A misunderstood lunar phenomenon

Sophomore Amanda McVey considers urban legends about blue moons. Photo by Nicole Adamson

Veritas: What do you know about blue moons?
Sophomore Amanda McVey: “It’s the second full moon of the month.”
Veritas: What color is it?
McVey: “A normal moon or yellowish-orange.”
Veritas: How often do you think it happens?
McVey: “Not more than 6 times per year.”
Veritas: Do you believe any superstitions about blue moons?
McVey: “I don’t know. The Placebo Effect can be strong sometimes, but I don’t think it’s a concrete thing. It’s fun to make a connection out of coincidences.”

Facts on blue moons:

Palo Alto High School sophomore Amanda McVey is generally correct. Today, many people use the term “blue moon” to refer to the second full moon of the month.

However, until popular usage changed the meaning around 20 years ago, a “blue moon” meant the third full moon in an astronomical season (solstice to equinox or vice versa) that has four full moons. Since a season contains three 30 or 31 day months, and the lunar cycle is 29.5 days long, it is unusual for four full moons to fit into one season, according to the National Aeronautics and Space Administration.

Blue moons generally once every two to three years, but there were two in 2018. The next blue moon is in October 31, 2020.

Although blue moons appear gray and white like the moon does any other day, blue colored moons are not impossible. When a volcano erupts, it can release small ash particles into the atmosphere. If these particles are a small and uniform size, they will scatter a specific color of light, such as red light, making the moon appear blue, according to NASA. Forest fires also have the potential to generate the necessary ash. However, it’s more common for ash to scatter blue light, making the moon appear orange.

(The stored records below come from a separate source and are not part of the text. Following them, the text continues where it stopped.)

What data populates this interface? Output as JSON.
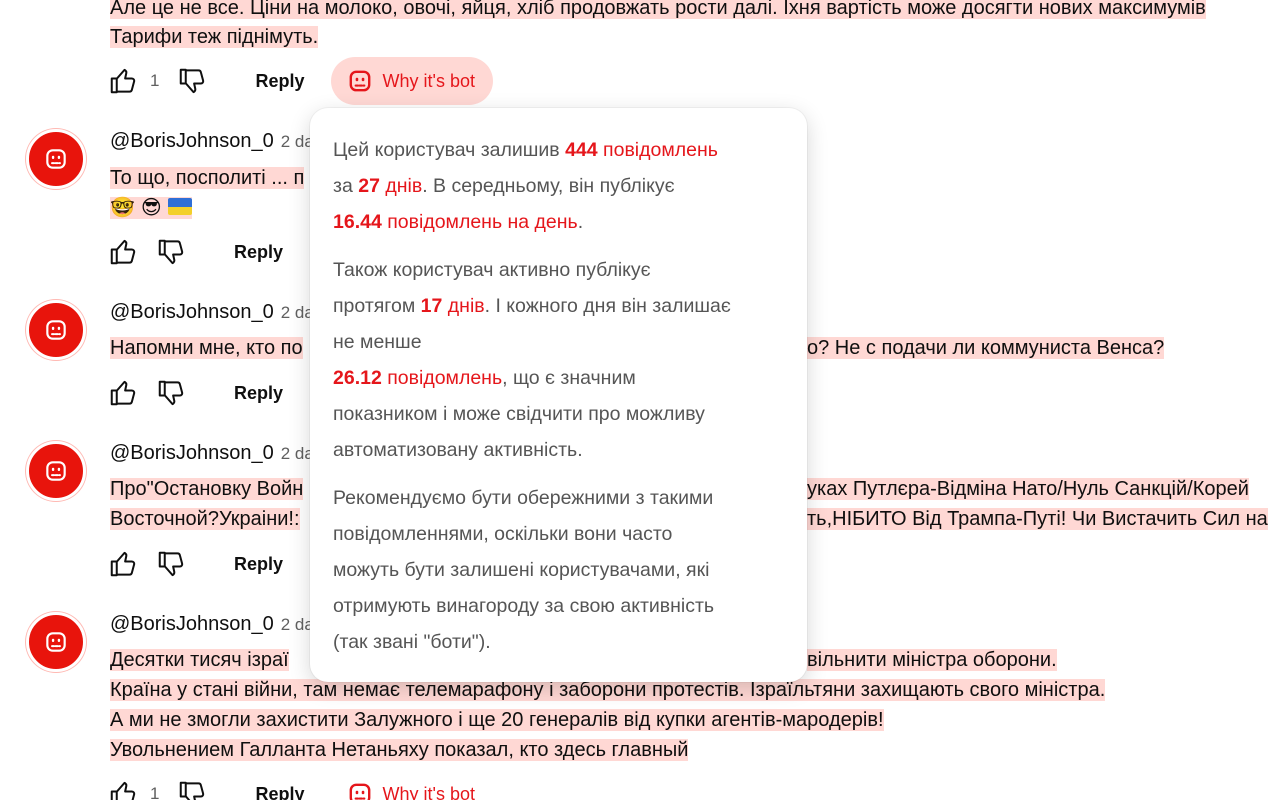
{
  "top_comment": {
    "line1": "Але це не все. Ціни на молоко, овочі, яйця, хліб продовжать рости далі. Їхня вартість може досягти нових максимумів",
    "line2": "Тарифи теж піднімуть.",
    "like_count": "1",
    "reply_label": "Reply",
    "why_bot_label": "Why it's bot"
  },
  "comments": [
    {
      "author": "@BorisJohnson_0",
      "date": "2 da",
      "text": "То що, посполиті ... п",
      "emojis": [
        "🤓",
        "😎"
      ],
      "reply_label": "Reply"
    },
    {
      "author": "@BorisJohnson_0",
      "date": "2 da",
      "text_left": "Напомни мне, кто по",
      "text_right": "о? Не с подачи ли коммуниста Венса?",
      "reply_label": "Reply"
    },
    {
      "author": "@BorisJohnson_0",
      "date": "2 da",
      "line1_left": "Про\"Остановку Войн",
      "line1_right": "уках Путлєра-Відміна Нато/Нуль Санкцій/Корей",
      "line2_left": "Восточной?Украіни!:",
      "line2_right": "ть,НІБИТО Від Трампа-Путі! Чи Вистачить Сил на",
      "reply_label": "Reply"
    },
    {
      "author": "@BorisJohnson_0",
      "date": "2 da",
      "line1_left": "Десятки тисяч ізраї",
      "line1_right": "вільнити міністра оборони.",
      "line2": "Країна у стані війни, там немає телемарафону і заборони протестів. Ізраїльтяни захищають свого міністра.",
      "line3": "А ми не змогли захистити Залужного і ще 20 генералів від купки агентів-мародерів!",
      "line4": "Увольнением Галланта Нетаньяху показал, кто здесь главный",
      "like_count": "1",
      "reply_label": "Reply",
      "why_bot_label": "Why it's bot"
    }
  ],
  "popup": {
    "p1": {
      "t1": "Цей користувач залишив ",
      "n1": "444",
      "u1": " повідомлень",
      "t2": "за ",
      "n2": "27",
      "u2": " днів",
      "t3": ". В середньому, він публікує",
      "n3": "16.44",
      "u3": " повідомлень на день",
      "t4": "."
    },
    "p2": {
      "t1": "Також користувач активно публікує",
      "t2": "протягом ",
      "n1": "17",
      "u1": " днів",
      "t3": ". І кожного дня він залишає",
      "t4": "не менше",
      "n2": "26.12",
      "u2": " повідомлень",
      "t5": ", що є значним",
      "t6": "показником і може свідчити про можливу",
      "t7": "автоматизовану активність."
    },
    "p3": {
      "l1": "Рекомендуємо бути обережними з такими",
      "l2": "повідомленнями, оскільки вони часто",
      "l3": "можуть бути залишені користувачами, які",
      "l4": "отримують винагороду за свою активність",
      "l5": "(так звані \"боти\")."
    }
  },
  "colors": {
    "accent_red": "#e5161b",
    "highlight": "#ffd8d4",
    "avatar": "#e8140c"
  },
  "icons": [
    "like-icon",
    "dislike-icon",
    "bot-icon",
    "ukraine-flag-icon"
  ]
}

A blue moon actually appears white and gray, like this waxing gibbous moon. Photo by Anna Tomz  A moon that looks like this digitally edited version will probably be seen in nature ‘once in a blue moon.’ This example demonstrates the ease with which images can be altered, often leading to misconceptions about scientific concepts. Photo illustration by Kaitlyn Khoe